- **SUPPLIED DATA**
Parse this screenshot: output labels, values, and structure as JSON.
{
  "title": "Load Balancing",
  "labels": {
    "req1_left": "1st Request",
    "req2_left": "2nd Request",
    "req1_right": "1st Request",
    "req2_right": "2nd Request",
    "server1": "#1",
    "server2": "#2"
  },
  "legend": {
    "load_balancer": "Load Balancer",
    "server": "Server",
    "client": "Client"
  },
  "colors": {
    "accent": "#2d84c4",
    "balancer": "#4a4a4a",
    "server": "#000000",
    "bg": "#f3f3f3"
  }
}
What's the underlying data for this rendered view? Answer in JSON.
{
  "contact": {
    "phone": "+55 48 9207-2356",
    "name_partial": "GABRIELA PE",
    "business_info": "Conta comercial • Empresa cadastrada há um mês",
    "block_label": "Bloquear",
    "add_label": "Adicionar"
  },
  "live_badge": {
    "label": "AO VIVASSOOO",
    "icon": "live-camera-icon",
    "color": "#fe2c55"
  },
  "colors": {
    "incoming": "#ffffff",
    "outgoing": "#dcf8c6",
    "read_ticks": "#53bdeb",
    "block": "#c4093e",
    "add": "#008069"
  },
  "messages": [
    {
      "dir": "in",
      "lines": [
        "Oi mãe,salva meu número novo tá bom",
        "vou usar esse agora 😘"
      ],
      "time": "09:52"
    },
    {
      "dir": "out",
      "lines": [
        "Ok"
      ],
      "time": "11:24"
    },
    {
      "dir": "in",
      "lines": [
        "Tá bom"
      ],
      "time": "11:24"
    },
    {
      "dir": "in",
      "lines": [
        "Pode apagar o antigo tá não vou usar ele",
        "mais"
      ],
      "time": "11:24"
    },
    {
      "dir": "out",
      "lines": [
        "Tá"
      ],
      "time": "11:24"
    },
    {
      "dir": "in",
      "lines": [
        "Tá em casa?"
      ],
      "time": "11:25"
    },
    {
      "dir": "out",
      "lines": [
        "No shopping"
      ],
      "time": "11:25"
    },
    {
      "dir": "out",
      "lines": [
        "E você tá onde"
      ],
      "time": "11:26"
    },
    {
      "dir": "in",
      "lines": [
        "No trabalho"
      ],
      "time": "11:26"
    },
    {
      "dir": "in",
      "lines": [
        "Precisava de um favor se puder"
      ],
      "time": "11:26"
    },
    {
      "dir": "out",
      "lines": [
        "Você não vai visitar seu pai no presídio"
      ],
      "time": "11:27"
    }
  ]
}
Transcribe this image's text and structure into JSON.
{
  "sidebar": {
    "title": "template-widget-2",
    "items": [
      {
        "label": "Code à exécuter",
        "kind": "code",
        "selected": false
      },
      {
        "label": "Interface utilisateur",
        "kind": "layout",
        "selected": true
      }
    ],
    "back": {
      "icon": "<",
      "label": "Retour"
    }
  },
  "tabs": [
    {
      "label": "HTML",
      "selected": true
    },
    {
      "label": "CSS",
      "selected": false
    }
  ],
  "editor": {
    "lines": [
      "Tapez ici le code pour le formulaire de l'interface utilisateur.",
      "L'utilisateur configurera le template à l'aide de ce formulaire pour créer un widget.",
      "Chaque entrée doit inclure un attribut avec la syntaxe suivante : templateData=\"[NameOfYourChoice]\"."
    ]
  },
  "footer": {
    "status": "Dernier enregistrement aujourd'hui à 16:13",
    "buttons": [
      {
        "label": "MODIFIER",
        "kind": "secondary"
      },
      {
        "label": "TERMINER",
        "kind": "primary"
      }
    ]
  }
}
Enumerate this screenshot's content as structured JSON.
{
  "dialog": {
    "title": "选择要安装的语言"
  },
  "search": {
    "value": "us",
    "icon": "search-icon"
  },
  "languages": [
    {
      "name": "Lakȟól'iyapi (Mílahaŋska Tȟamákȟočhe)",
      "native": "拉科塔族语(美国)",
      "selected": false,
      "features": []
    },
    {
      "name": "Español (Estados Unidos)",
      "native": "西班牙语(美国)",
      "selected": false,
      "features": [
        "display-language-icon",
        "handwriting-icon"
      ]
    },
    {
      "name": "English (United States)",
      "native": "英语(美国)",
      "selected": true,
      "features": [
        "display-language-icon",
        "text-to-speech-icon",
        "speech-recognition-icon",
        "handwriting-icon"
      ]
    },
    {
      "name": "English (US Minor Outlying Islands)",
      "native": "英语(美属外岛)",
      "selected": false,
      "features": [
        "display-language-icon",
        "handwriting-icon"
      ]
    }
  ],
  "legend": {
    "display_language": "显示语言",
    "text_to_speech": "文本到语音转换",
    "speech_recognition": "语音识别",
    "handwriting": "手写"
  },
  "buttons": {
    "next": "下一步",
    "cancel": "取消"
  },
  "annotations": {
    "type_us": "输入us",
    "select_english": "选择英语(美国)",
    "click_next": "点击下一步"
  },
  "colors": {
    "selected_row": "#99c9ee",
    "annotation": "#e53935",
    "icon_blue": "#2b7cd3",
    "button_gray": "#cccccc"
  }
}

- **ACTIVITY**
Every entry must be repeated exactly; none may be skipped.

- **OUTPUT OF THE EXERCISE**
Parse this screenshot: output labels, values, and structure as JSON.
{
  "title": "Load Balancing",
  "labels": {
    "req1_left": "1st Request",
    "req2_left": "2nd Request",
    "req1_right": "1st Request",
    "req2_right": "2nd Request",
    "server1": "#1",
    "server2": "#2"
  },
  "legend": {
    "load_balancer": "Load Balancer",
    "server": "Server",
    "client": "Client"
  },
  "colors": {
    "accent": "#2d84c4",
    "balancer": "#4a4a4a",
    "server": "#000000",
    "bg": "#f3f3f3"
  }
}
What's the underlying data for this rendered view? Answer in JSON.
{
  "contact": {
    "phone": "+55 48 9207-2356",
    "name_partial": "GABRIELA PE",
    "business_info": "Conta comercial • Empresa cadastrada há um mês",
    "block_label": "Bloquear",
    "add_label": "Adicionar"
  },
  "live_badge": {
    "label": "AO VIVASSOOO",
    "icon": "live-camera-icon",
    "color": "#fe2c55"
  },
  "colors": {
    "incoming": "#ffffff",
    "outgoing": "#dcf8c6",
    "read_ticks": "#53bdeb",
    "block": "#c4093e",
    "add": "#008069"
  },
  "messages": [
    {
      "dir": "in",
      "lines": [
        "Oi mãe,salva meu número novo tá bom",
        "vou usar esse agora 😘"
      ],
      "time": "09:52"
    },
    {
      "dir": "out",
      "lines": [
        "Ok"
      ],
      "time": "11:24"
    },
    {
      "dir": "in",
      "lines": [
        "Tá bom"
      ],
      "time": "11:24"
    },
    {
      "dir": "in",
      "lines": [
        "Pode apagar o antigo tá não vou usar ele",
        "mais"
      ],
      "time": "11:24"
    },
    {
      "dir": "out",
      "lines": [
        "Tá"
      ],
      "time": "11:24"
    },
    {
      "dir": "in",
      "lines": [
        "Tá em casa?"
      ],
      "time": "11:25"
    },
    {
      "dir": "out",
      "lines": [
        "No shopping"
      ],
      "time": "11:25"
    },
    {
      "dir": "out",
      "lines": [
        "E você tá onde"
      ],
      "time": "11:26"
    },
    {
      "dir": "in",
      "lines": [
        "No trabalho"
      ],
      "time": "11:26"
    },
    {
      "dir": "in",
      "lines": [
        "Precisava de um favor se puder"
      ],
      "time": "11:26"
    },
    {
      "dir": "out",
      "lines": [
        "Você não vai visitar seu pai no presídio"
      ],
      "time": "11:27"
    }
  ]
}
Transcribe this image's text and structure into JSON.
{
  "sidebar": {
    "title": "template-widget-2",
    "items": [
      {
        "label": "Code à exécuter",
        "kind": "code",
        "selected": false
      },
      {
        "label": "Interface utilisateur",
        "kind": "layout",
        "selected": true
      }
    ],
    "back": {
      "icon": "<",
      "label": "Retour"
    }
  },
  "tabs": [
    {
      "label": "HTML",
      "selected": true
    },
    {
      "label": "CSS",
      "selected": false
    }
  ],
  "editor": {
    "lines": [
      "Tapez ici le code pour le formulaire de l'interface utilisateur.",
      "L'utilisateur configurera le template à l'aide de ce formulaire pour créer un widget.",
      "Chaque entrée doit inclure un attribut avec la syntaxe suivante : templateData=\"[NameOfYourChoice]\"."
    ]
  },
  "footer": {
    "status": "Dernier enregistrement aujourd'hui à 16:13",
    "buttons": [
      {
        "label": "MODIFIER",
        "kind": "secondary"
      },
      {
        "label": "TERMINER",
        "kind": "primary"
      }
    ]
  }
}
Enumerate this screenshot's content as structured JSON.
{
  "dialog": {
    "title": "选择要安装的语言"
  },
  "search": {
    "value": "us",
    "icon": "search-icon"
  },
  "languages": [
    {
      "name": "Lakȟól'iyapi (Mílahaŋska Tȟamákȟočhe)",
      "native": "拉科塔族语(美国)",
      "selected": false,
      "features": []
    },
    {
      "name": "Español (Estados Unidos)",
      "native": "西班牙语(美国)",
      "selected": false,
      "features": [
        "display-language-icon",
        "handwriting-icon"
      ]
    },
    {
      "name": "English (United States)",
      "native": "英语(美国)",
      "selected": true,
      "features": [
        "display-language-icon",
        "text-to-speech-icon",
        "speech-recognition-icon",
        "handwriting-icon"
      ]
    },
    {
      "name": "English (US Minor Outlying Islands)",
      "native": "英语(美属外岛)",
      "selected": false,
      "features": [
        "display-language-icon",
        "handwriting-icon"
      ]
    }
  ],
  "legend": {
    "display_language": "显示语言",
    "text_to_speech": "文本到语音转换",
    "speech_recognition": "语音识别",
    "handwriting": "手写"
  },
  "buttons": {
    "next": "下一步",
    "cancel": "取消"
  },
  "annotations": {
    "type_us": "输入us",
    "select_english": "选择英语(美国)",
    "click_next": "点击下一步"
  },
  "colors": {
    "selected_row": "#99c9ee",
    "annotation": "#e53935",
    "icon_blue": "#2b7cd3",
    "button_gray": "#cccccc"
  }
}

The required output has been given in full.